Kevin Cammack weighs up the options
Barratt has three choices. The first is a rights issue in order to take some of its £1.7bn debt out of the equation and protect the equity base. The second is to negotiate with the banks to refinance the debt, with the aim of buying it time. The third is to hope that trading improves.
The latter doesn’t look likely and the option of a conventional rights issue looks equally doubtful because the share price has fallen so far that it would be too dilutive. The problem with the second option is that banks are trying to reduce their exposure to these markets too and, of course, they themselves have had to refinance.
If Barratt has to write down land, it will be at risk of breaching its asset cover covenants. It may get to a market cap of £200m with debt of £1.7bn, which would horrify the banks. As profits fall it will be at risk of breaching its interest covenant, so the bad news is coming from all sides.

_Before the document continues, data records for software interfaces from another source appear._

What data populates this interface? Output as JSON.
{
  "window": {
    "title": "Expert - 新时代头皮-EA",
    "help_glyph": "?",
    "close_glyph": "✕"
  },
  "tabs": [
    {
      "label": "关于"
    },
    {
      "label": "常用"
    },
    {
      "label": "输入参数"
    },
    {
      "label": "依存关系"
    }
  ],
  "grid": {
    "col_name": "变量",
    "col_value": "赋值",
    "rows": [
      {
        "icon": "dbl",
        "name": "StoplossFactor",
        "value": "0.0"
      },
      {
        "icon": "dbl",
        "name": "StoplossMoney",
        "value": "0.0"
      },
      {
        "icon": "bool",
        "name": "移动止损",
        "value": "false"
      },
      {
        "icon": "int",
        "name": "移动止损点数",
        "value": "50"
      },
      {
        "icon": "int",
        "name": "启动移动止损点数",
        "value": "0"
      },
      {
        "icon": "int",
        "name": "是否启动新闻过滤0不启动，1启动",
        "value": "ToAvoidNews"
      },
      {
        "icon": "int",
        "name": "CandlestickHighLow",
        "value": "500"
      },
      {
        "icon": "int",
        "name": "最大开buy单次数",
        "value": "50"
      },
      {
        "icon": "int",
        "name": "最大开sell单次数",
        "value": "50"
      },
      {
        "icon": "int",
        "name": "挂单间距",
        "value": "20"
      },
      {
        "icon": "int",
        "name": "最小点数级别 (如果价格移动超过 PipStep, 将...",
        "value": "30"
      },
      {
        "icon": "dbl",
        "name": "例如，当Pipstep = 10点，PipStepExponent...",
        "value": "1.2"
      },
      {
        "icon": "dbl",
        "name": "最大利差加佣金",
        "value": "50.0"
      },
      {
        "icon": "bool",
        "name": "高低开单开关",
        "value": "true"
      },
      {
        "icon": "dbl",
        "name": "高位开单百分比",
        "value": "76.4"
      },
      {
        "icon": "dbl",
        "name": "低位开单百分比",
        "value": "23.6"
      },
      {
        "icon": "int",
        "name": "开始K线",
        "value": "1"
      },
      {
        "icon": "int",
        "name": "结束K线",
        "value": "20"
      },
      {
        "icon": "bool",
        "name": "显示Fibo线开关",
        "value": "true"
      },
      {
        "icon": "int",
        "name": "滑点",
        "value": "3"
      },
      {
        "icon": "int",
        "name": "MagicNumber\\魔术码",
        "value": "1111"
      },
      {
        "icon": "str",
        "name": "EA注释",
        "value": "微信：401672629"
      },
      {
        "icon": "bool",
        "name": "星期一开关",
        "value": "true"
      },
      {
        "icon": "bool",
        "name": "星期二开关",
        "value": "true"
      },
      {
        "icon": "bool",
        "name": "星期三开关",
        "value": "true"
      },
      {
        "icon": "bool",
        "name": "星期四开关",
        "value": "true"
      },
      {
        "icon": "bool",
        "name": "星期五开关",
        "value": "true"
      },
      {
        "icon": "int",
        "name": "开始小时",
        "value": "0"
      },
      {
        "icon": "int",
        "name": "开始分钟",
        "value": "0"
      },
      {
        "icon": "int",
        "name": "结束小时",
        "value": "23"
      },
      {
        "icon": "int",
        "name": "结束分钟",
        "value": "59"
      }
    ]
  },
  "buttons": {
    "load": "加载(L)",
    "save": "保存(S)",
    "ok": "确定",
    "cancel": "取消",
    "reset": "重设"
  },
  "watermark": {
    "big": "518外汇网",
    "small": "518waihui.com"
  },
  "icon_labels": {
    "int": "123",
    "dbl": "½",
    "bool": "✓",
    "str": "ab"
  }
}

The frightening thing is that because the problem has come about so incredibly quickly, housebuilders are struggling to keep up with events and plot their next move.
Will any sovereign funds come to the rescue? I doubt it. Basically Barratt is too small; they’d rather put their money into the financial sector. Investors are more likely to come from vulture or private equity funds.
Kevin Cammack is an analyst at Kaupthing